Cleaning can seem like a daunting task. In fact, the only thing worse than a normal clean, is a spring clean. But once the cobwebs are gone and the dust has settled – reassessing your surroundings becomes much easier. The same can be said for cleaning up your finances. While it may seem daunting at first, you will undoubtedly see the financial fruits of your labour. So here is our spring cleaning financial checklist to help you chase those pesky skeletons (or debts) out of your closet.
1. Cut the fat
So, maybe you’ve been in hibernation these past few months. You may have neglected your savings account by ordering takeaways from the couch and resorted to retail therapy to chase away the winter blues. But with the summer months (and Christmas) approaching, it’s time to whip your finances into shape. Go through your recent bank statements and highlight the areas you spend the most money. If you’ve noticed a pattern, consider cutting down in this area.
2. Review your bills – are you getting the best deal possible?
It can be difficult to find the time to review all your bills and ensure you’re getting the best possible deal. But – like anything worth doing – you’ve got to commit the time. Without research how can you expect to know what the best deals are? There are many comparison sites that let you compare service providers to see who provides the best value for you.
3. Reconsider your goals
What are your three most important financial goals? If you don’t have any yet, think of some and write them down. Once you’ve done this, plan how you’ll achieve these goals and plot them into a calendar.
4. Assess your home and contents
The start of spring is the perfect time to review your personal items and consider what is essential. You might be planning to renovate or restyle your home for the new season. But before you open your wallet look around - is there anything you could sell to cover these cost?’ Likewise if you’re looking to update your wardrobe with some new summer threads, think about selling your winter wears first for some extra cash.
5. Sort out your paperwork
If your paperwork is scattered around the house, your tax invoices pre-date the internet or you’re harbouring bills from the 80s – it might be time to get organised. The first step to making a change is to bring everything together, keep what’s relevant and shred the rest. Consider purchasing a filing cabinet or folder too, that way you know exactly where all your paperwork is at all times. If you do your billing online, try filing your bills in folders on your computer to ensure you don’t lose them.

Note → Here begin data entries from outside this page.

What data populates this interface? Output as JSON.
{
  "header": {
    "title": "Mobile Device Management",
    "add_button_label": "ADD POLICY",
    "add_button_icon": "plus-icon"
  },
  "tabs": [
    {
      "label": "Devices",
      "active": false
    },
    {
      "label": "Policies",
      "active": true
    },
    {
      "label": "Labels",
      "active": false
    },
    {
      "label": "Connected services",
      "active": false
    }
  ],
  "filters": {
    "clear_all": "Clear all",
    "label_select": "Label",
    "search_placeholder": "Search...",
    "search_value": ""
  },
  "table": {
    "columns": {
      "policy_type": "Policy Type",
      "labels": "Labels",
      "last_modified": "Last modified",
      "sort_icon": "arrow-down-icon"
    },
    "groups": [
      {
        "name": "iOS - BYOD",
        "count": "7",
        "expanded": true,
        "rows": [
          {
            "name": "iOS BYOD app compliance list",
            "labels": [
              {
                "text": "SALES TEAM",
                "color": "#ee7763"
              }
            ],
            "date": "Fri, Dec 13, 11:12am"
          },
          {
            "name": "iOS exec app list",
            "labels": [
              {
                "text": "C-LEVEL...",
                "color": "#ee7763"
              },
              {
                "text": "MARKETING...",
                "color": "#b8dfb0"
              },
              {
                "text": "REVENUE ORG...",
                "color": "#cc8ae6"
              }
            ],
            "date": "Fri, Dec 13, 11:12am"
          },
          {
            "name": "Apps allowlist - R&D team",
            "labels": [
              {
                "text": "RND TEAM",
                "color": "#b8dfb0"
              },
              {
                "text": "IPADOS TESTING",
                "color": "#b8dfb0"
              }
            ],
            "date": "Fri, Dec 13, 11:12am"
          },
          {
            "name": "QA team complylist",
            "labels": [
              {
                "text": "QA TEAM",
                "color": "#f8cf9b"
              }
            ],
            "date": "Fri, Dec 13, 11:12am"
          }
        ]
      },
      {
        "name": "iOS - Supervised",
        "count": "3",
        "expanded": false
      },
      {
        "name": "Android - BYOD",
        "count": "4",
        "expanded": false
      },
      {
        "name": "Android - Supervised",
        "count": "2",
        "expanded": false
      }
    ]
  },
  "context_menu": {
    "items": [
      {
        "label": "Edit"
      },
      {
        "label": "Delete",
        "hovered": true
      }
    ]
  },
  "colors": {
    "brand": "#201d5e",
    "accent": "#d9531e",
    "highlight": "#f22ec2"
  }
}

6. Create your own financial calendar
Most people have no issues creating social or work calendars, but when it comes to finance this is far less common. In order to plan for the future, you need to plot your goals onto a timeline and continually adjust this according to your progress. Computer or mobile application calendars are perfect for this, as they’ll provide reminders to keep you on track.

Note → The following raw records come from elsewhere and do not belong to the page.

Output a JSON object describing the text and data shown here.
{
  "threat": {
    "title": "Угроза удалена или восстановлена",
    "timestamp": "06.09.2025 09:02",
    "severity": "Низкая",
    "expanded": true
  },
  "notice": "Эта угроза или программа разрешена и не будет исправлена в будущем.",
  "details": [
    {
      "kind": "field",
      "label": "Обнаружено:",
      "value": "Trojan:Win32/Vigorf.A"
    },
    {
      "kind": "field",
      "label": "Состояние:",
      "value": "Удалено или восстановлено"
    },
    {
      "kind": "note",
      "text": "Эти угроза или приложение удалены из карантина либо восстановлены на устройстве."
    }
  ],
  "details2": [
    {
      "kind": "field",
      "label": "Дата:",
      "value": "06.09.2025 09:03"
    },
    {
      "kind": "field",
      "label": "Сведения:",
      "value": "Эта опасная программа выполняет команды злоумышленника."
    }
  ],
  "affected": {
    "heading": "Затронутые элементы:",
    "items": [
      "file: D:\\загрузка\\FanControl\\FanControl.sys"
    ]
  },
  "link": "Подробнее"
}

7. Consolidate debts
It’s not unusual for people to rack up credit card debt over winter and then find themselves struggling to pay it off. When people find themselves struggling to meet their first reaction is to just keep peddling harder in the hope of coming out the other side. But that doesn’t always work out. Another option is to refinance - and consolidate debts into one with a lower repayment. This can make managing debts a little easier. Now that you’re equipped with the necessary tools to complete your clean, get started early and don’t forget consistency is key. There’s no point in cleaning up, only to destroy your hard work due to lack of diligence. Remember, a little bit of effort put in every day is easier than facing a mountain of work down the track.